§ TO DO
Pictures stay out; please output the remaining data exactly.

(RECORDS SHOWN begins)

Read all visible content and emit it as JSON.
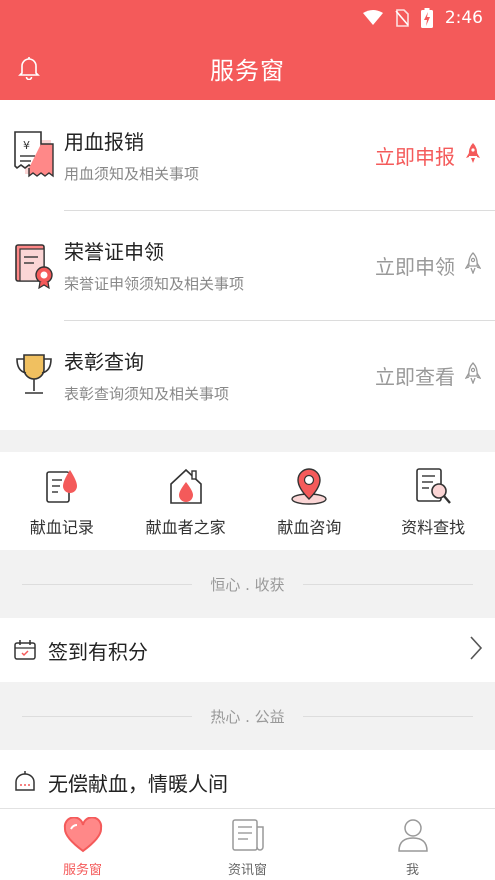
{
  "status_bar": {
    "time": "2:46",
    "icons": [
      "wifi-icon",
      "no-sim-icon",
      "battery-charging-icon"
    ]
  },
  "header": {
    "title": "服务窗",
    "left_icon": "bell-icon"
  },
  "services": [
    {
      "title": "用血报销",
      "desc": "用血须知及相关事项",
      "action": "立即申报",
      "icon": "receipt-icon",
      "action_icon": "rocket-icon",
      "active": true
    },
    {
      "title": "荣誉证申领",
      "desc": "荣誉证申领须知及相关事项",
      "action": "立即申领",
      "icon": "certificate-icon",
      "action_icon": "rocket-icon",
      "active": false
    },
    {
      "title": "表彰查询",
      "desc": "表彰查询须知及相关事项",
      "action": "立即查看",
      "icon": "trophy-icon",
      "action_icon": "rocket-icon",
      "active": false
    }
  ],
  "quick_links": [
    {
      "label": "献血记录",
      "icon": "blood-record-icon"
    },
    {
      "label": "献血者之家",
      "icon": "blood-home-icon"
    },
    {
      "label": "献血咨询",
      "icon": "location-pin-icon"
    },
    {
      "label": "资料查找",
      "icon": "document-search-icon"
    }
  ],
  "section1": {
    "label": "恒心 . 收获"
  },
  "checkin": {
    "label": "签到有积分",
    "icon": "calendar-icon",
    "chevron": "chevron-right-icon"
  },
  "section2": {
    "label": "热心 . 公益"
  },
  "charity": {
    "label": "无偿献血，情暖人间",
    "icon": "chat-bubble-icon"
  },
  "tabs": [
    {
      "label": "服务窗",
      "icon": "heart-icon",
      "active": true
    },
    {
      "label": "资讯窗",
      "icon": "news-icon",
      "active": false
    },
    {
      "label": "我",
      "icon": "user-icon",
      "active": false
    }
  ],
  "colors": {
    "brand": "#f45a5a",
    "text": "#222222",
    "muted": "#888888"
  }
}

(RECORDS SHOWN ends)

§ RESPONSE TO THE EXERCISE
Read all visible content and emit it as JSON.
{
  "status_bar": {
    "time": "2:46",
    "icons": [
      "wifi-icon",
      "no-sim-icon",
      "battery-charging-icon"
    ]
  },
  "header": {
    "title": "服务窗",
    "left_icon": "bell-icon"
  },
  "services": [
    {
      "title": "用血报销",
      "desc": "用血须知及相关事项",
      "action": "立即申报",
      "icon": "receipt-icon",
      "action_icon": "rocket-icon",
      "active": true
    },
    {
      "title": "荣誉证申领",
      "desc": "荣誉证申领须知及相关事项",
      "action": "立即申领",
      "icon": "certificate-icon",
      "action_icon": "rocket-icon",
      "active": false
    },
    {
      "title": "表彰查询",
      "desc": "表彰查询须知及相关事项",
      "action": "立即查看",
      "icon": "trophy-icon",
      "action_icon": "rocket-icon",
      "active": false
    }
  ],
  "quick_links": [
    {
      "label": "献血记录",
      "icon": "blood-record-icon"
    },
    {
      "label": "献血者之家",
      "icon": "blood-home-icon"
    },
    {
      "label": "献血咨询",
      "icon": "location-pin-icon"
    },
    {
      "label": "资料查找",
      "icon": "document-search-icon"
    }
  ],
  "section1": {
    "label": "恒心 . 收获"
  },
  "checkin": {
    "label": "签到有积分",
    "icon": "calendar-icon",
    "chevron": "chevron-right-icon"
  },
  "section2": {
    "label": "热心 . 公益"
  },
  "charity": {
    "label": "无偿献血，情暖人间",
    "icon": "chat-bubble-icon"
  },
  "tabs": [
    {
      "label": "服务窗",
      "icon": "heart-icon",
      "active": true
    },
    {
      "label": "资讯窗",
      "icon": "news-icon",
      "active": false
    },
    {
      "label": "我",
      "icon": "user-icon",
      "active": false
    }
  ],
  "colors": {
    "brand": "#f45a5a",
    "text": "#222222",
    "muted": "#888888"
  }
}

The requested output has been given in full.